- [PROVIDED RECORDS]:

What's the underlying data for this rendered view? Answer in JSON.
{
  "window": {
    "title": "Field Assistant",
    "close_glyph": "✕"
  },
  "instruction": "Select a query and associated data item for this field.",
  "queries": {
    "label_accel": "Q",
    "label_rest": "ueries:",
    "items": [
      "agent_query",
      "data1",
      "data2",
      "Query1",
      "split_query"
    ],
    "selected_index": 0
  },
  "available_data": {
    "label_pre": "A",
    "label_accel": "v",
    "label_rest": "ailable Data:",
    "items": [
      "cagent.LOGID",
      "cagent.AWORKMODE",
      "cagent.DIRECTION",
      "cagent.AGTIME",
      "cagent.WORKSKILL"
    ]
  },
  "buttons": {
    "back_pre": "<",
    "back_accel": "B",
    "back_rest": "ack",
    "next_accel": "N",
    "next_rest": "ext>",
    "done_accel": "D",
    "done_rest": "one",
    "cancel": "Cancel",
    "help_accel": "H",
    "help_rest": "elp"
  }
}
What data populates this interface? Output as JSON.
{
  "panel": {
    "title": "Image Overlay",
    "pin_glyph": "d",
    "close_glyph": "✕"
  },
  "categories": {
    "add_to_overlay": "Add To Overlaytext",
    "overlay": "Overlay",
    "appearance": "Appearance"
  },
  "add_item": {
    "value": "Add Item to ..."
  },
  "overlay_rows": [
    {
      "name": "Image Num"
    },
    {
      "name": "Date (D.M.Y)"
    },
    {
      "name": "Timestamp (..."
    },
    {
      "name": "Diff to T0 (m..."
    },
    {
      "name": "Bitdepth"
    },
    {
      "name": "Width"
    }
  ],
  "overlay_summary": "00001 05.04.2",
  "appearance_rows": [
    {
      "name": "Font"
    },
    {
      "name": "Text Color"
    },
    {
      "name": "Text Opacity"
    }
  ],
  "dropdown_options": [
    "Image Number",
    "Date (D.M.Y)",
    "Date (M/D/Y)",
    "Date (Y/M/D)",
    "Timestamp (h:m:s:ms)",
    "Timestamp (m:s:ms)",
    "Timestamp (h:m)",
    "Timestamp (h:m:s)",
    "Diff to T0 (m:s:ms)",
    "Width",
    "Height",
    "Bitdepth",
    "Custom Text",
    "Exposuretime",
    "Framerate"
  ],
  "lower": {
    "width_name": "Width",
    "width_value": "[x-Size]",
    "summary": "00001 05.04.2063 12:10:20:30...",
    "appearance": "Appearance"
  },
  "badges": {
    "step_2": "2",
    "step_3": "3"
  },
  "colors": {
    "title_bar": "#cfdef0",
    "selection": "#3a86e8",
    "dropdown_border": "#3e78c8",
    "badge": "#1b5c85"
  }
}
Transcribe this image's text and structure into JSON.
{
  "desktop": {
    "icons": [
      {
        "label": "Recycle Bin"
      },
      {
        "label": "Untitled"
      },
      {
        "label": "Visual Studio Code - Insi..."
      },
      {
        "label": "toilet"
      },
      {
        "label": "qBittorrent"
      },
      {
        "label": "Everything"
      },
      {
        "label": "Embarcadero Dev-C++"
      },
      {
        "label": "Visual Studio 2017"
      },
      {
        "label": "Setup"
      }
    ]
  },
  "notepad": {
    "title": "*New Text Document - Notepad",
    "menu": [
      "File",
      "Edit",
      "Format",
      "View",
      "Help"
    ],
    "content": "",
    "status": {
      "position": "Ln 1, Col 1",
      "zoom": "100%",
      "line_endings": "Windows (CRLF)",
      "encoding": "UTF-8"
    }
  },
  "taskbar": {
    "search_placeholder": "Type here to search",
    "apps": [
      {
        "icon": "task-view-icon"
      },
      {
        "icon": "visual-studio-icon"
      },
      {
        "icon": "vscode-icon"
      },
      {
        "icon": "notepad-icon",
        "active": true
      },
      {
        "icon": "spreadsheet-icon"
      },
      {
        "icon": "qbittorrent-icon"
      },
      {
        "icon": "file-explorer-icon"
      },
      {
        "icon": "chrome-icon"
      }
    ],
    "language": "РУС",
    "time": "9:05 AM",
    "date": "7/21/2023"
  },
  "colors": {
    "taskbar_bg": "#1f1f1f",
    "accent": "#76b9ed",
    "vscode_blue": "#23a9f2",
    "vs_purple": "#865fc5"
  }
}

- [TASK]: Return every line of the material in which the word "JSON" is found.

- [RESULT OF THE TASK]:
What's the underlying data for this rendered view? Answer in JSON.
What data populates this interface? Output as JSON.
Transcribe this image's text and structure into JSON.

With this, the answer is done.